Stored items
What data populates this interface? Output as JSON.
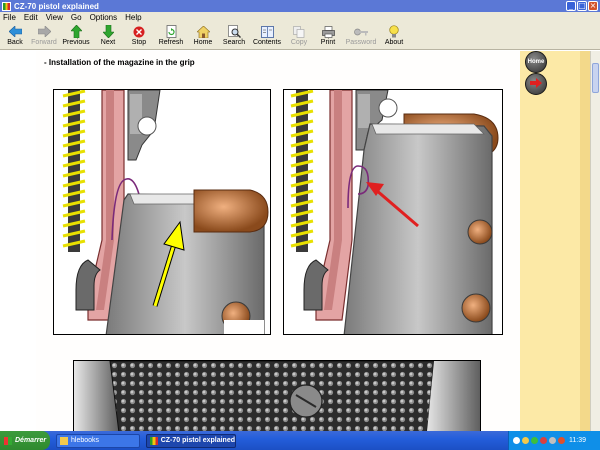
{
  "window": {
    "title": "CZ-70 pistol explained",
    "controls": [
      "_",
      "□",
      "×"
    ]
  },
  "menu": [
    "File",
    "Edit",
    "View",
    "Go",
    "Options",
    "Help"
  ],
  "toolbar": {
    "back": "Back",
    "forward": "Forward",
    "previous": "Previous",
    "next": "Next",
    "stop": "Stop",
    "refresh": "Refresh",
    "home": "Home",
    "search": "Search",
    "contents": "Contents",
    "copy": "Copy",
    "print": "Print",
    "password": "Password",
    "about": "About"
  },
  "content": {
    "section_title": "- Installation of the magazine in the grip"
  },
  "side_buttons": {
    "home_label": "Home"
  },
  "taskbar": {
    "start": "Démarrer",
    "tasks": [
      "hlebooks",
      "CZ-70 pistol explained"
    ],
    "clock": "11:39"
  },
  "colors": {
    "titlebar": "#5b78d6",
    "chrome": "#ece9d8",
    "side_panel": "#fce9a6",
    "taskbar": "#245edb",
    "arrow_yellow": "#ffff00",
    "arrow_red": "#e02020"
  }
}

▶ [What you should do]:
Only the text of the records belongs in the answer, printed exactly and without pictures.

▶ [Response to this task]:
What data populates this interface? Output as JSON.
{
  "window": {
    "title": "CZ-70 pistol explained",
    "controls": [
      "_",
      "□",
      "×"
    ]
  },
  "menu": [
    "File",
    "Edit",
    "View",
    "Go",
    "Options",
    "Help"
  ],
  "toolbar": {
    "back": "Back",
    "forward": "Forward",
    "previous": "Previous",
    "next": "Next",
    "stop": "Stop",
    "refresh": "Refresh",
    "home": "Home",
    "search": "Search",
    "contents": "Contents",
    "copy": "Copy",
    "print": "Print",
    "password": "Password",
    "about": "About"
  },
  "content": {
    "section_title": "- Installation of the magazine in the grip"
  },
  "side_buttons": {
    "home_label": "Home"
  },
  "taskbar": {
    "start": "Démarrer",
    "tasks": [
      "hlebooks",
      "CZ-70 pistol explained"
    ],
    "clock": "11:39"
  },
  "colors": {
    "titlebar": "#5b78d6",
    "chrome": "#ece9d8",
    "side_panel": "#fce9a6",
    "taskbar": "#245edb",
    "arrow_yellow": "#ffff00",
    "arrow_red": "#e02020"
  }
}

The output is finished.